Exercise instructions:
Every record below should be printed again exactly, with its pictures removed.

Available data:

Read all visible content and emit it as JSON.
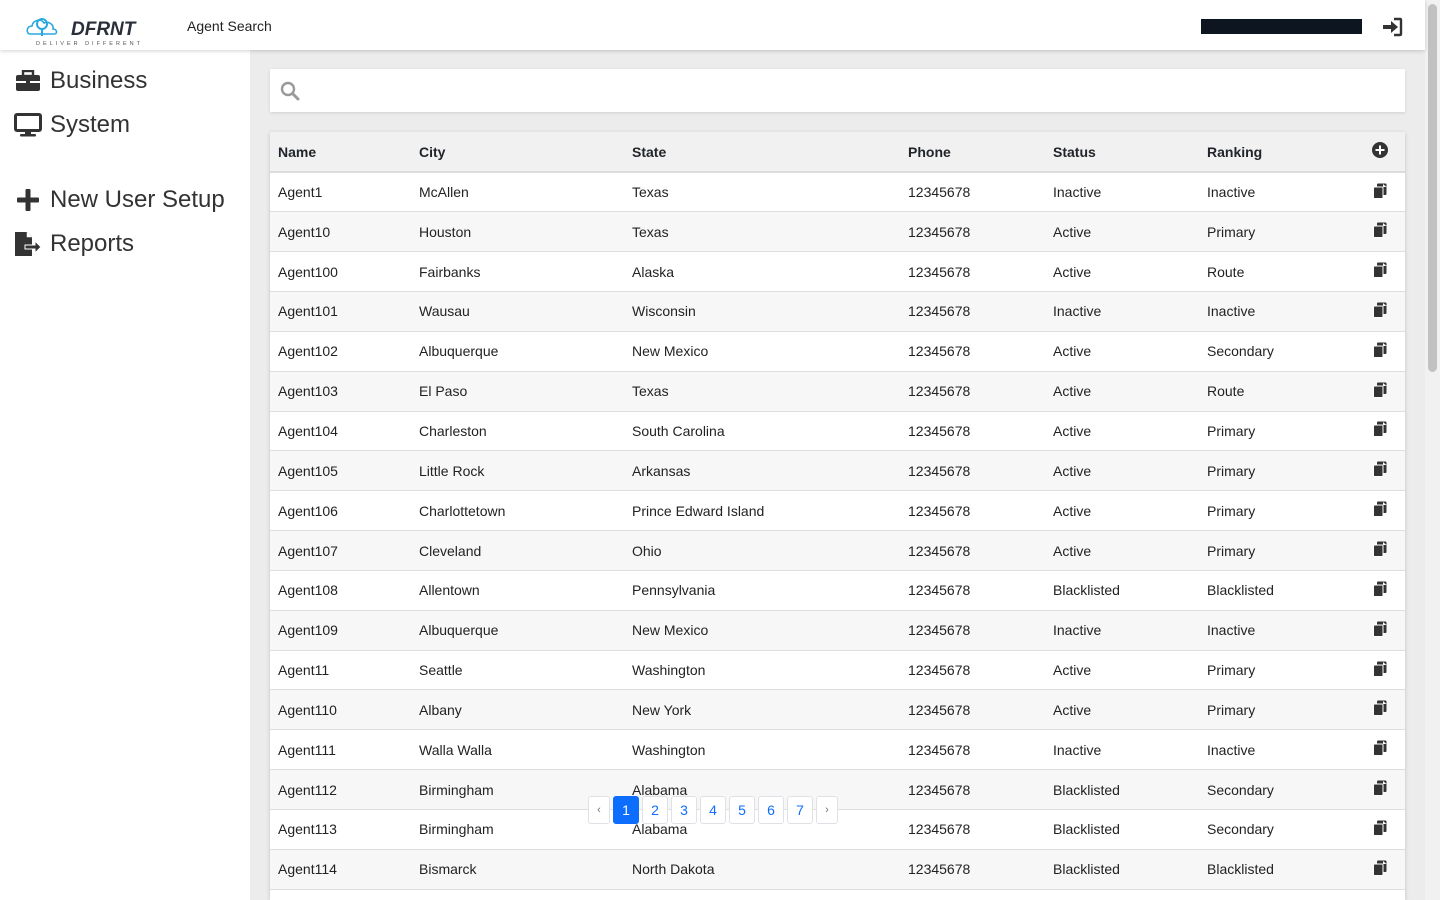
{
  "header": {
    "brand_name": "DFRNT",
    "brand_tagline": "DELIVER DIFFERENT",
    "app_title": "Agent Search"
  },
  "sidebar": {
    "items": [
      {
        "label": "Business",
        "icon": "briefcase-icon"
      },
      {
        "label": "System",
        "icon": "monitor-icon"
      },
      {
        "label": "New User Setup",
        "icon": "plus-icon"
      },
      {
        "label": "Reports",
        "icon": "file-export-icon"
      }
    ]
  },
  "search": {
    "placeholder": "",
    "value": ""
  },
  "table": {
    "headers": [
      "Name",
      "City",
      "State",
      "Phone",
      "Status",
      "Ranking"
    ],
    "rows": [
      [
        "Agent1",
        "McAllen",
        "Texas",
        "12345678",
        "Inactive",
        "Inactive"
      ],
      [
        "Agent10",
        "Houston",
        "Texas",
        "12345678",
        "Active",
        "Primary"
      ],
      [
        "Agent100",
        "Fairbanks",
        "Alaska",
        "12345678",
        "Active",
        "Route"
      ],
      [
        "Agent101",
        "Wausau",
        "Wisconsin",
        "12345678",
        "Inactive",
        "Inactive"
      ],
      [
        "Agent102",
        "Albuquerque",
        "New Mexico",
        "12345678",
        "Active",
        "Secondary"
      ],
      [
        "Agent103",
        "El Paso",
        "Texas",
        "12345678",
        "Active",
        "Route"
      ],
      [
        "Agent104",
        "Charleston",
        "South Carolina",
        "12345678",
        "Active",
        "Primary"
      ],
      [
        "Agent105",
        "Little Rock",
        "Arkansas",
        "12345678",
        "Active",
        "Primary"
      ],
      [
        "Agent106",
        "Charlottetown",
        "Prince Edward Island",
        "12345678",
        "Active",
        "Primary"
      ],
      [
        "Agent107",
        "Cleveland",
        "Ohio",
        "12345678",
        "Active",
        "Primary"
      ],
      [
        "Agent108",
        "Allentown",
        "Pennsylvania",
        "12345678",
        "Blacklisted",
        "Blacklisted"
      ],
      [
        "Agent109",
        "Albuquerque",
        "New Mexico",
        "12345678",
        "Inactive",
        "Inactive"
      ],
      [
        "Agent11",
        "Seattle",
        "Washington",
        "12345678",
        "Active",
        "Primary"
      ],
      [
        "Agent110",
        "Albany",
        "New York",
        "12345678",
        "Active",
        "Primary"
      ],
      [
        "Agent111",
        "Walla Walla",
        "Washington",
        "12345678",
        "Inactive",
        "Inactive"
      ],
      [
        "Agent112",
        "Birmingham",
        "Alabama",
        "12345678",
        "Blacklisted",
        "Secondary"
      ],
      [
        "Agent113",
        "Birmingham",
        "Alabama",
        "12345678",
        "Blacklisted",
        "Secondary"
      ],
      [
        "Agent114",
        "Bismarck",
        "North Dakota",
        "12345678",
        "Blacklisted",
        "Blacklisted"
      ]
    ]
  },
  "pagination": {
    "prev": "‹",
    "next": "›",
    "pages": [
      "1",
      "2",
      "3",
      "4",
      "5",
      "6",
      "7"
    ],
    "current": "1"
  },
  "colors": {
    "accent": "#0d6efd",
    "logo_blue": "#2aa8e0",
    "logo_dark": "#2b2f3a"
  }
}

Your response:
Read all visible content and emit it as JSON.
{
  "header": {
    "brand_name": "DFRNT",
    "brand_tagline": "DELIVER DIFFERENT",
    "app_title": "Agent Search"
  },
  "sidebar": {
    "items": [
      {
        "label": "Business",
        "icon": "briefcase-icon"
      },
      {
        "label": "System",
        "icon": "monitor-icon"
      },
      {
        "label": "New User Setup",
        "icon": "plus-icon"
      },
      {
        "label": "Reports",
        "icon": "file-export-icon"
      }
    ]
  },
  "search": {
    "placeholder": "",
    "value": ""
  },
  "table": {
    "headers": [
      "Name",
      "City",
      "State",
      "Phone",
      "Status",
      "Ranking"
    ],
    "rows": [
      [
        "Agent1",
        "McAllen",
        "Texas",
        "12345678",
        "Inactive",
        "Inactive"
      ],
      [
        "Agent10",
        "Houston",
        "Texas",
        "12345678",
        "Active",
        "Primary"
      ],
      [
        "Agent100",
        "Fairbanks",
        "Alaska",
        "12345678",
        "Active",
        "Route"
      ],
      [
        "Agent101",
        "Wausau",
        "Wisconsin",
        "12345678",
        "Inactive",
        "Inactive"
      ],
      [
        "Agent102",
        "Albuquerque",
        "New Mexico",
        "12345678",
        "Active",
        "Secondary"
      ],
      [
        "Agent103",
        "El Paso",
        "Texas",
        "12345678",
        "Active",
        "Route"
      ],
      [
        "Agent104",
        "Charleston",
        "South Carolina",
        "12345678",
        "Active",
        "Primary"
      ],
      [
        "Agent105",
        "Little Rock",
        "Arkansas",
        "12345678",
        "Active",
        "Primary"
      ],
      [
        "Agent106",
        "Charlottetown",
        "Prince Edward Island",
        "12345678",
        "Active",
        "Primary"
      ],
      [
        "Agent107",
        "Cleveland",
        "Ohio",
        "12345678",
        "Active",
        "Primary"
      ],
      [
        "Agent108",
        "Allentown",
        "Pennsylvania",
        "12345678",
        "Blacklisted",
        "Blacklisted"
      ],
      [
        "Agent109",
        "Albuquerque",
        "New Mexico",
        "12345678",
        "Inactive",
        "Inactive"
      ],
      [
        "Agent11",
        "Seattle",
        "Washington",
        "12345678",
        "Active",
        "Primary"
      ],
      [
        "Agent110",
        "Albany",
        "New York",
        "12345678",
        "Active",
        "Primary"
      ],
      [
        "Agent111",
        "Walla Walla",
        "Washington",
        "12345678",
        "Inactive",
        "Inactive"
      ],
      [
        "Agent112",
        "Birmingham",
        "Alabama",
        "12345678",
        "Blacklisted",
        "Secondary"
      ],
      [
        "Agent113",
        "Birmingham",
        "Alabama",
        "12345678",
        "Blacklisted",
        "Secondary"
      ],
      [
        "Agent114",
        "Bismarck",
        "North Dakota",
        "12345678",
        "Blacklisted",
        "Blacklisted"
      ]
    ]
  },
  "pagination": {
    "prev": "‹",
    "next": "›",
    "pages": [
      "1",
      "2",
      "3",
      "4",
      "5",
      "6",
      "7"
    ],
    "current": "1"
  },
  "colors": {
    "accent": "#0d6efd",
    "logo_blue": "#2aa8e0",
    "logo_dark": "#2b2f3a"
  }
}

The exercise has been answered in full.